=== Information provided ===
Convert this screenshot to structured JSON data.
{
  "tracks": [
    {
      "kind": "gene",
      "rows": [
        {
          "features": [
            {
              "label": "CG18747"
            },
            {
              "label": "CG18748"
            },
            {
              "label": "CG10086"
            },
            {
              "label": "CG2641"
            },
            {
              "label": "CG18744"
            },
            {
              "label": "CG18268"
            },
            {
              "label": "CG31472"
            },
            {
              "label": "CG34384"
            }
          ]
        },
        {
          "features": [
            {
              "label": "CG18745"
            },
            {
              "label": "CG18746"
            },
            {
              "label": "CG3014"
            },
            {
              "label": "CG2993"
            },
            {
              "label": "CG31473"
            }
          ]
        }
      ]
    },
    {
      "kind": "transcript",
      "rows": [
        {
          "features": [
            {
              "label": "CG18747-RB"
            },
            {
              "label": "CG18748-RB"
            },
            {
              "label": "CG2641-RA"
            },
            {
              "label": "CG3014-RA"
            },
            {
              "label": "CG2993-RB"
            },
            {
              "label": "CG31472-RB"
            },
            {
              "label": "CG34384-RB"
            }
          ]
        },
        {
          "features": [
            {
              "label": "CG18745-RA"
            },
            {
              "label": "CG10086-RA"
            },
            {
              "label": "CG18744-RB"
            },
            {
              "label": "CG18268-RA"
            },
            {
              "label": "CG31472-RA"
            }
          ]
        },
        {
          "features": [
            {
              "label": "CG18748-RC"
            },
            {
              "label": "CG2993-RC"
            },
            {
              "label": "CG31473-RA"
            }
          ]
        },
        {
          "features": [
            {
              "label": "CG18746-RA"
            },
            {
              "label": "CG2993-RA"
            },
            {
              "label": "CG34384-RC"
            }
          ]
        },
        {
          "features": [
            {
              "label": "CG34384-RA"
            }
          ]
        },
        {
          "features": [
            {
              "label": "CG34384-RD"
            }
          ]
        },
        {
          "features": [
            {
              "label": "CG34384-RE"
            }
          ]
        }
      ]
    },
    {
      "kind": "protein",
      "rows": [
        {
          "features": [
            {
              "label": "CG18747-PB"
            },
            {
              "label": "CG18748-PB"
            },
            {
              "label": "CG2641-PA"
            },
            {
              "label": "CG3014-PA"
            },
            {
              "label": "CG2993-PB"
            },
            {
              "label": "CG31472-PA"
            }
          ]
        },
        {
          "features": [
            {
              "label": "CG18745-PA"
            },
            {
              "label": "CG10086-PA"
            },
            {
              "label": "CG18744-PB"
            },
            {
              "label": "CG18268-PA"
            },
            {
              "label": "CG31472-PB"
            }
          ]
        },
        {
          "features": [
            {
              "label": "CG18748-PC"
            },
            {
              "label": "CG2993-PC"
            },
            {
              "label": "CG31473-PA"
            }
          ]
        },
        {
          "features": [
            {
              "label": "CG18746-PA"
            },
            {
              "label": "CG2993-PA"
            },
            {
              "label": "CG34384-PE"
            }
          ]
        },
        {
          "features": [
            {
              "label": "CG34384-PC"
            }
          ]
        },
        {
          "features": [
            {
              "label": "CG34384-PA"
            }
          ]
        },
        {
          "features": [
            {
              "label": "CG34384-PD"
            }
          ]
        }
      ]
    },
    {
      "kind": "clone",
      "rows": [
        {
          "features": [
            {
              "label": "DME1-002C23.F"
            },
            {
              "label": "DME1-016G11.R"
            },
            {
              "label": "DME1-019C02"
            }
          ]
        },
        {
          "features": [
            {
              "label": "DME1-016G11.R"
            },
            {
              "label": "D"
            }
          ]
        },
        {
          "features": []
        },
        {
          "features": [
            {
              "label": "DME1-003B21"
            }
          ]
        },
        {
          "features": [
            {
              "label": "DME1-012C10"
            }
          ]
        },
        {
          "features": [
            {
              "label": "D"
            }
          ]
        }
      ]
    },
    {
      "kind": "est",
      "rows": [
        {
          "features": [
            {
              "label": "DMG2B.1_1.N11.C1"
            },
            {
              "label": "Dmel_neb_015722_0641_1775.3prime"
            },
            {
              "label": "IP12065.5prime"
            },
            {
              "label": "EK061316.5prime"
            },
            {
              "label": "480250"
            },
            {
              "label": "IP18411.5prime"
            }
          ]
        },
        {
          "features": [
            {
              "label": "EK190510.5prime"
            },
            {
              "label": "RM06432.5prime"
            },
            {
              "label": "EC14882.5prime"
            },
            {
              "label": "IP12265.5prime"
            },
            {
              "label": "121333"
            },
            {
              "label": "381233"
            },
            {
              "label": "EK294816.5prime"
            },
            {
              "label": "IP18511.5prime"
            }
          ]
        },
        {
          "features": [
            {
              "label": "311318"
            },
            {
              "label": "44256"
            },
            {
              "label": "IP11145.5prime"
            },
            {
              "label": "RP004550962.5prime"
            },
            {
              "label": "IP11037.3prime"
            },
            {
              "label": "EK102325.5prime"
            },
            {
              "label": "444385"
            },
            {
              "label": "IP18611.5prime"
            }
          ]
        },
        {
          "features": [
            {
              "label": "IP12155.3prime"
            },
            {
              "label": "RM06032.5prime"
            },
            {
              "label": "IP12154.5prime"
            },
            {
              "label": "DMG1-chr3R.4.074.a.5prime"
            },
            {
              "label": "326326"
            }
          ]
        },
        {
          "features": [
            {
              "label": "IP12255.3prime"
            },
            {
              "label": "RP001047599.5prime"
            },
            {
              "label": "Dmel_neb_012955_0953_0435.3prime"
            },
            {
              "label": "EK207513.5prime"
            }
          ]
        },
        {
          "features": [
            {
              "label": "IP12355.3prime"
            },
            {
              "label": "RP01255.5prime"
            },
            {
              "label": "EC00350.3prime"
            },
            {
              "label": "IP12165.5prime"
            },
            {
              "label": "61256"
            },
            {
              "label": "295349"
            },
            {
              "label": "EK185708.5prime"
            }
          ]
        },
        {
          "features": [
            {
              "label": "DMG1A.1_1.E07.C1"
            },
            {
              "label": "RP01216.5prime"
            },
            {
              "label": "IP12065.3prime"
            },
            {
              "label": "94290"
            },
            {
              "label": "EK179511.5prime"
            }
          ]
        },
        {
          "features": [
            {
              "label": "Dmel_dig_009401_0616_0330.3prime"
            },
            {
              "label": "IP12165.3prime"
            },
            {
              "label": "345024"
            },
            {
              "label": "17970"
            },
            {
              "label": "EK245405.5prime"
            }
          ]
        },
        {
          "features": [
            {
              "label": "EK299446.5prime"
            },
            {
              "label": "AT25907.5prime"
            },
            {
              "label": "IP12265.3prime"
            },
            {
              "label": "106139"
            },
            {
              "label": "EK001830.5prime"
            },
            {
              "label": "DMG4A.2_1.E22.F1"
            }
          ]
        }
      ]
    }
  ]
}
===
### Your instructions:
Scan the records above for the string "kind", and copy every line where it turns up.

### Output below:
      "kind": "gene",
      "kind": "transcript",
      "kind": "protein",
      "kind": "clone",
      "kind": "est",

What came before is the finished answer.